The ink isn't dry on the new General Motors-PSA Peugeot Citroen partnership, but the signatories already are touting the synergies for product, purchasing and logistics in the auto industry's latest alliance. Each sees huge cost savings, even if there are differing views about the eventual scope of the relationship.
PSA and GM are not alone in recognizing the potential benefits of such an agreement.
"Collaboration" was the buzzword last week during media days at the Geneva auto show. The notion again seems to be driving the short- and long-term decision-making processes at many companies.
Volvo is considering a partner for its next small-vehicle platform. There is talk of another GM joint venture, this one with BMW on advanced fuel technologies. Fiat and Chrysler want to cooperate with another automaker. Daimler and Renault-Nissan will increase component sharing.
Collaboration is happening in different shapes and sizes, and the pace will only accelerate. Western European and North American manufacturers are balancing the mix of downturns in their traditional markets with continued prosperity in new markets. They need to be everywhere to make the business work at home.
Keeping up with technology, which is advancing at a maddening pace in areas such as hybrids, electric vehicles and connectivity, requires enormous investments.
There is an industry template for a successful partnership.
Thirteen years ago, Carlos Ghosn began to craft an alliance from a hobbled Nissan and an ambitious Renault, a relationship that eventually gave both the benefit of scale.
The industry ought to heed the advice of Ghosn, now CEO of the Renault-Nissan alliance.
As he said last week, companies that come together must respect not only the possibility to share but also the necessity to be different. In troubled times, there is a tendency to speed decision-making, rush development and force synergies in the pursuit of a better bottom line.
That can lead to arrangements that benefit one partner but not the other, which Ghosn calls win-lose cooperation. One such deal may lead to other win-lose decisions as the parties try to balance the ledger.
Such an alliance will not last. History is littered with mergers and partnerships that were in no way equal.

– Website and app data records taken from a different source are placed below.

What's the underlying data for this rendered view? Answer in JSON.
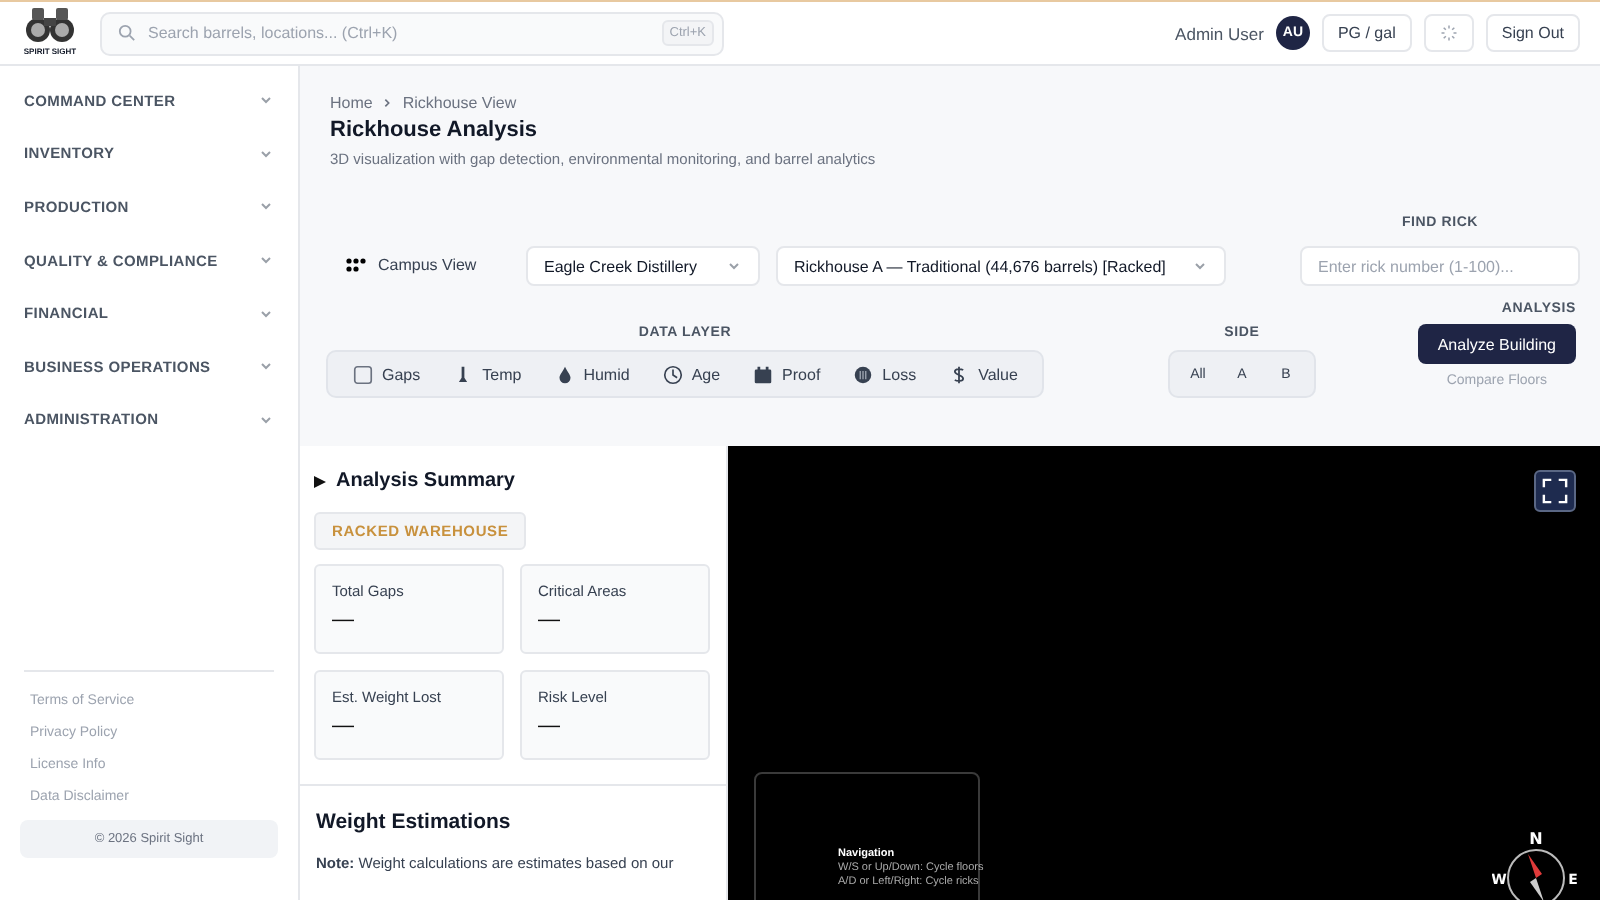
{
  "logo": {
    "text": "SPIRIT SIGHT"
  },
  "search": {
    "placeholder": "Search barrels, locations... (Ctrl+K)",
    "shortcut": "Ctrl+K"
  },
  "user": {
    "name": "Admin User",
    "initials": "AU"
  },
  "header_buttons": [
    {
      "label": "PG / gal",
      "kind": "text"
    },
    {
      "kind": "spinner"
    },
    {
      "label": "Sign Out",
      "kind": "text"
    }
  ],
  "sidebar": {
    "items": [
      {
        "label": "COMMAND CENTER",
        "expanded": false
      },
      {
        "label": "INVENTORY",
        "expanded": false
      },
      {
        "label": "PRODUCTION",
        "expanded": false
      },
      {
        "label": "QUALITY & COMPLIANCE",
        "expanded": false
      },
      {
        "label": "FINANCIAL",
        "expanded": false
      },
      {
        "label": "BUSINESS OPERATIONS",
        "expanded": false
      },
      {
        "label": "ADMINISTRATION",
        "expanded": false
      }
    ],
    "footer_links": [
      "Terms of Service",
      "Privacy Policy",
      "License Info",
      "Data Disclaimer"
    ],
    "copyright": "© 2026 Spirit Sight"
  },
  "breadcrumb": [
    "Home",
    "Rickhouse View"
  ],
  "page_title": "Rickhouse Analysis",
  "page_subtitle": "3D visualization with gap detection, environmental monitoring, and barrel analytics",
  "campus_view": "Campus View",
  "selects": [
    {
      "value": "Eagle Creek Distillery"
    },
    {
      "value": "Rickhouse A — Traditional (44,676 barrels) [Racked]"
    }
  ],
  "find_rick": {
    "label": "FIND RICK",
    "placeholder": "Enter rick number (1-100)..."
  },
  "data_layer": {
    "label": "DATA LAYER",
    "items": [
      {
        "label": "Gaps",
        "kind": "gaps",
        "selected": false
      },
      {
        "label": "Temp",
        "kind": "temp",
        "selected": false
      },
      {
        "label": "Humid",
        "kind": "humid",
        "selected": false
      },
      {
        "label": "Age",
        "kind": "age",
        "selected": false
      },
      {
        "label": "Proof",
        "kind": "proof",
        "selected": false
      },
      {
        "label": "Loss",
        "kind": "loss",
        "selected": false
      },
      {
        "label": "Value",
        "kind": "value",
        "selected": false
      }
    ]
  },
  "side": {
    "label": "SIDE",
    "items": [
      {
        "label": "All",
        "selected": false
      },
      {
        "label": "A",
        "selected": false
      },
      {
        "label": "B",
        "selected": false
      }
    ]
  },
  "analysis": {
    "label": "ANALYSIS",
    "button": "Analyze Building",
    "link": "Compare Floors"
  },
  "summary": {
    "title": "Analysis Summary",
    "expanded": false,
    "badge": "RACKED WAREHOUSE",
    "stats": [
      {
        "label": "Total Gaps",
        "value": "—"
      },
      {
        "label": "Critical Areas",
        "value": "—"
      },
      {
        "label": "Est. Weight Lost",
        "value": "—"
      },
      {
        "label": "Risk Level",
        "value": "—"
      }
    ]
  },
  "weight": {
    "title": "Weight Estimations",
    "note": "**Note:** Weight calculations are estimates based on our"
  },
  "viewer": {
    "navigation": {
      "title": "Navigation",
      "lines": [
        "W/S or Up/Down: Cycle floors",
        "A/D or Left/Right: Cycle ricks"
      ]
    },
    "compass": [
      "N",
      "W",
      "E"
    ]
  }
}
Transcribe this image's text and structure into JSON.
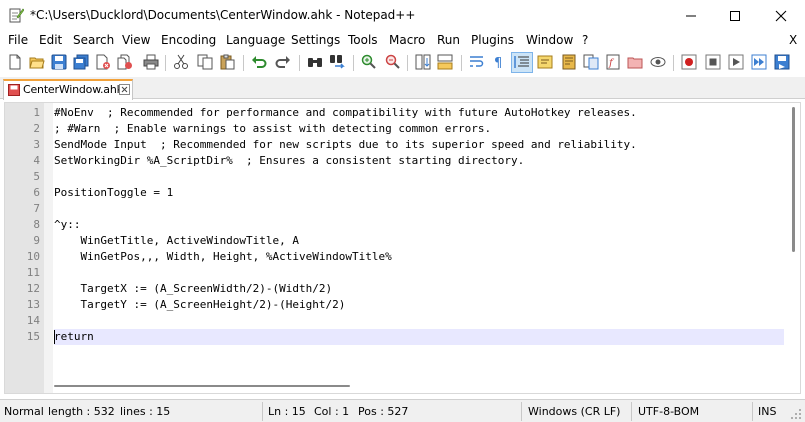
{
  "window": {
    "title": "*C:\\Users\\Ducklord\\Documents\\CenterWindow.ahk - Notepad++"
  },
  "menu": {
    "items": [
      "File",
      "Edit",
      "Search",
      "View",
      "Encoding",
      "Language",
      "Settings",
      "Tools",
      "Macro",
      "Run",
      "Plugins",
      "Window",
      "?"
    ],
    "close_label": "X"
  },
  "toolbar": {
    "icons": [
      "new-file-icon",
      "open-file-icon",
      "save-icon",
      "save-all-icon",
      "close-icon",
      "close-all-icon",
      "print-icon",
      "cut-icon",
      "copy-icon",
      "paste-icon",
      "undo-icon",
      "redo-icon",
      "find-icon",
      "replace-icon",
      "zoom-in-icon",
      "zoom-out-icon",
      "sync-vertical-icon",
      "sync-horizontal-icon",
      "word-wrap-icon",
      "show-all-characters-icon",
      "indent-guide-icon",
      "language-icon",
      "document-map-icon",
      "document-list-icon",
      "function-list-icon",
      "folder-workspace-icon",
      "monitoring-icon",
      "record-macro-icon",
      "stop-macro-icon",
      "playback-macro-icon",
      "run-macro-multiple-icon",
      "save-macro-icon"
    ]
  },
  "tabs": [
    {
      "label": "CenterWindow.ahk",
      "active": true
    }
  ],
  "editor": {
    "current_line": 15,
    "lines": [
      {
        "num": "1",
        "text": "#NoEnv  ; Recommended for performance and compatibility with future AutoHotkey releases."
      },
      {
        "num": "2",
        "text": "; #Warn  ; Enable warnings to assist with detecting common errors."
      },
      {
        "num": "3",
        "text": "SendMode Input  ; Recommended for new scripts due to its superior speed and reliability."
      },
      {
        "num": "4",
        "text": "SetWorkingDir %A_ScriptDir%  ; Ensures a consistent starting directory."
      },
      {
        "num": "5",
        "text": ""
      },
      {
        "num": "6",
        "text": "PositionToggle = 1"
      },
      {
        "num": "7",
        "text": ""
      },
      {
        "num": "8",
        "text": "^y::"
      },
      {
        "num": "9",
        "text": "    WinGetTitle, ActiveWindowTitle, A"
      },
      {
        "num": "10",
        "text": "    WinGetPos,,, Width, Height, %ActiveWindowTitle%"
      },
      {
        "num": "11",
        "text": ""
      },
      {
        "num": "12",
        "text": "    TargetX := (A_ScreenWidth/2)-(Width/2)"
      },
      {
        "num": "13",
        "text": "    TargetY := (A_ScreenHeight/2)-(Height/2)"
      },
      {
        "num": "14",
        "text": ""
      },
      {
        "num": "15",
        "text": "return"
      }
    ]
  },
  "status": {
    "type": "Normal",
    "length": "length : 532",
    "lines": "lines : 15",
    "ln": "Ln : 15",
    "col": "Col : 1",
    "pos": "Pos : 527",
    "eol": "Windows (CR LF)",
    "encoding": "UTF-8-BOM",
    "mode": "INS"
  },
  "colors": {
    "current_line_bg": "#e8e8ff",
    "tab_accent": "#f2a23a",
    "gutter_bg": "#e4e4e4"
  }
}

If collaborators can maintain their original purpose and respect the purpose of each partner, some might be winners.
There can be no doubt that more partnerships are coming.